At least 2,000 Syrian militiamen have been recruited by Ankara to fight in Libya for a monthly wage of $2,000 (€1,830) and the promise of Turkish citizenship — an attractive offer for those in Syrian opposition-held areas where salaries are a tiny fraction of that number — according to multiple media reports.
The Guardian newspaper reported that at least 650 fighters have been enlisted in northern Syria mainly form the Turkey-backed members of Syrian National Armyand transported to Libya through Turkey in the past two months, with a further 1,350 en route or currently training in Turkey.

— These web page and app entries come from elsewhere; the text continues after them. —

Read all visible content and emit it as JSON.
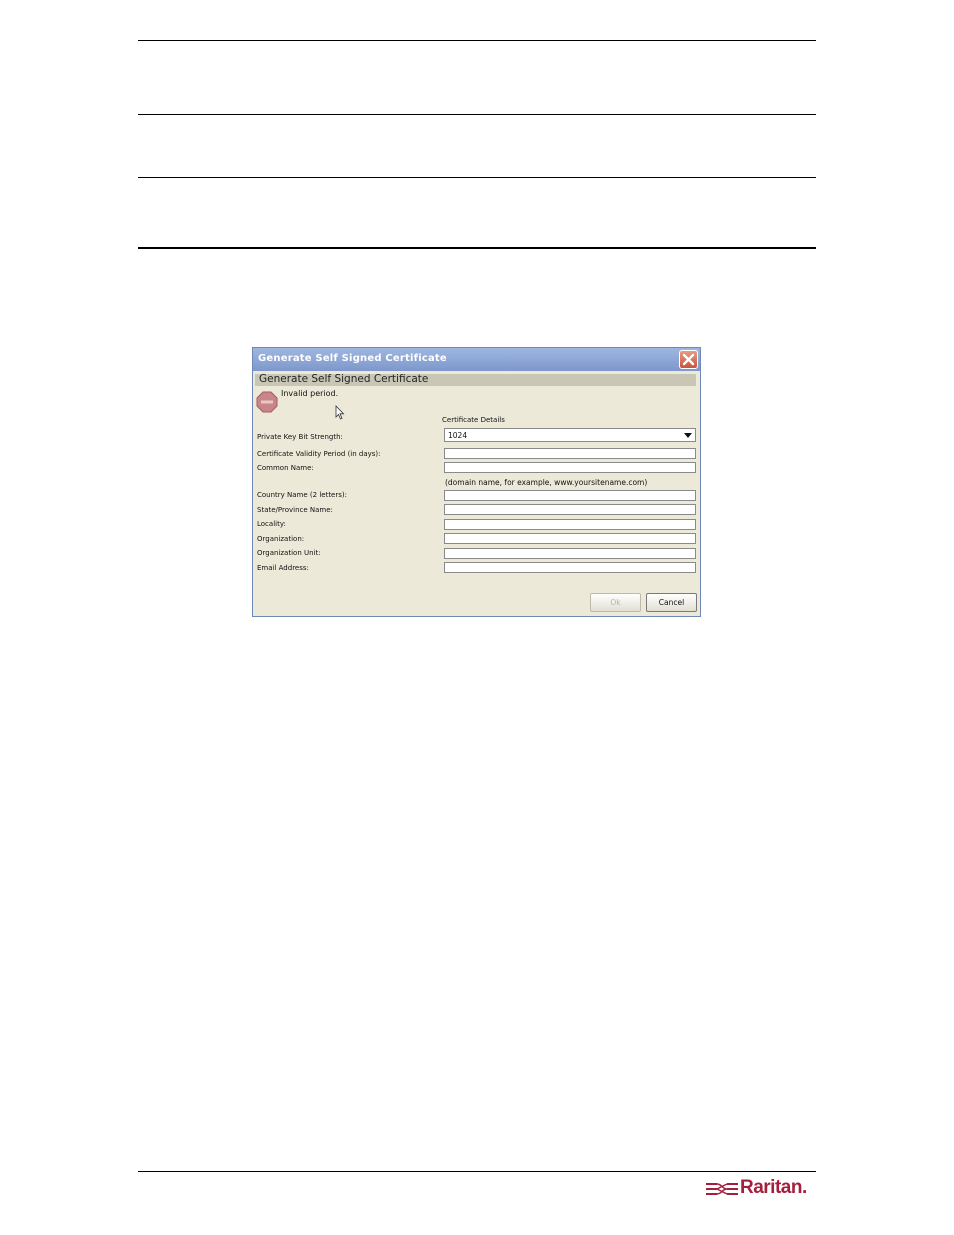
{
  "dialog": {
    "title": "Generate Self Signed Certificate",
    "header": "Generate Self Signed Certificate",
    "error": "Invalid period.",
    "section_label": "Certificate Details",
    "fields": {
      "key_strength": {
        "label": "Private Key Bit Strength:",
        "value": "1024"
      },
      "validity": {
        "label": "Certificate Validity Period (in days):",
        "value": ""
      },
      "common_name": {
        "label": "Common Name:",
        "value": "",
        "hint": "(domain name, for example, www.yoursitename.com)"
      },
      "country": {
        "label": "Country Name (2 letters):",
        "value": ""
      },
      "state": {
        "label": "State/Province Name:",
        "value": ""
      },
      "locality": {
        "label": "Locality:",
        "value": ""
      },
      "organization": {
        "label": "Organization:",
        "value": ""
      },
      "org_unit": {
        "label": "Organization Unit:",
        "value": ""
      },
      "email": {
        "label": "Email Address:",
        "value": ""
      }
    },
    "buttons": {
      "ok": "Ok",
      "cancel": "Cancel"
    }
  },
  "footer": {
    "logo_text": "Raritan.",
    "logo_color": "#a31f3d"
  },
  "icons": [
    "close-icon",
    "stop-error-icon",
    "dropdown-arrow-icon",
    "mouse-cursor-icon",
    "raritan-logo-icon"
  ]
}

They have been given a six-month contract signed with the UN-backed government of Fayez Sarraj, rather than the Turkish military.

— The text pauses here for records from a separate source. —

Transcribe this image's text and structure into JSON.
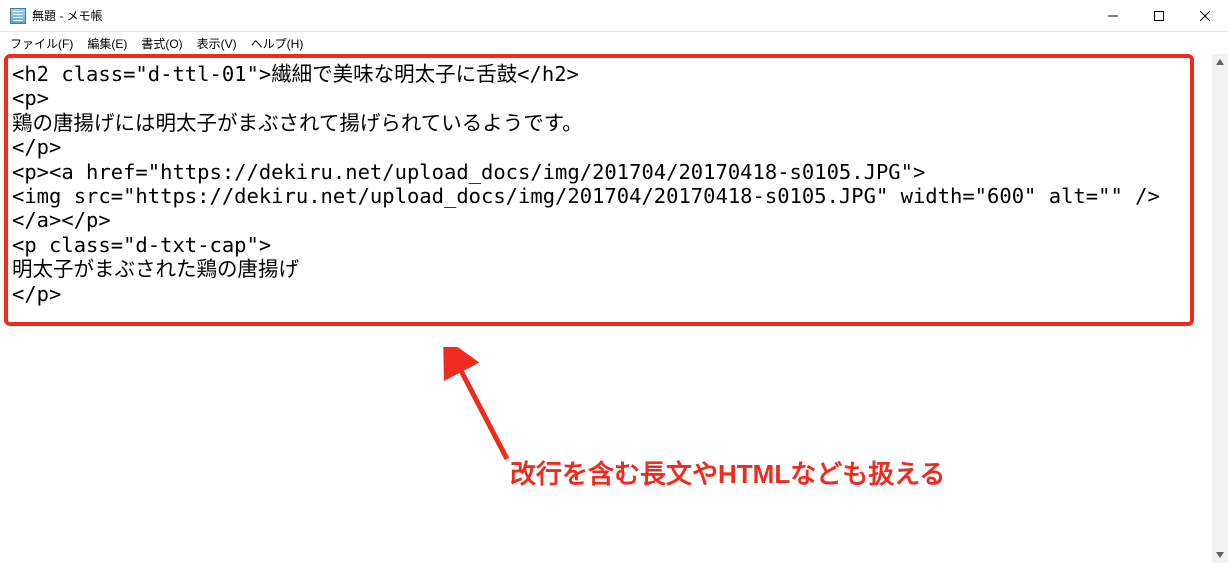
{
  "titlebar": {
    "title": "無題 - メモ帳"
  },
  "menubar": {
    "items": [
      {
        "label": "ファイル(F)"
      },
      {
        "label": "編集(E)"
      },
      {
        "label": "書式(O)"
      },
      {
        "label": "表示(V)"
      },
      {
        "label": "ヘルプ(H)"
      }
    ]
  },
  "editor": {
    "content": "<h2 class=\"d-ttl-01\">繊細で美味な明太子に舌鼓</h2>\n<p>\n鶏の唐揚げには明太子がまぶされて揚げられているようです。\n</p>\n<p><a href=\"https://dekiru.net/upload_docs/img/201704/20170418-s0105.JPG\">\n<img src=\"https://dekiru.net/upload_docs/img/201704/20170418-s0105.JPG\" width=\"600\" alt=\"\" />\n</a></p>\n<p class=\"d-txt-cap\">\n明太子がまぶされた鶏の唐揚げ\n</p>"
  },
  "annotation": {
    "text": "改行を含む長文やHTMLなども扱える"
  }
}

Ankara is also paying for the medical bills of injured soldiers and returning the dead to Syria, up to 14 of whom have already been repatriated, according to the Syrian Observatory for Human Rights (SOHR).
The opposition Syrian National Army (SNA), Ankara and Sarraj’s Government of National Accord (GNA) have repeatedly denied the recruitment drive. In January, regional media reported that President Recep Tayyip Erdogan said Turkey had only sent 35 military advisers.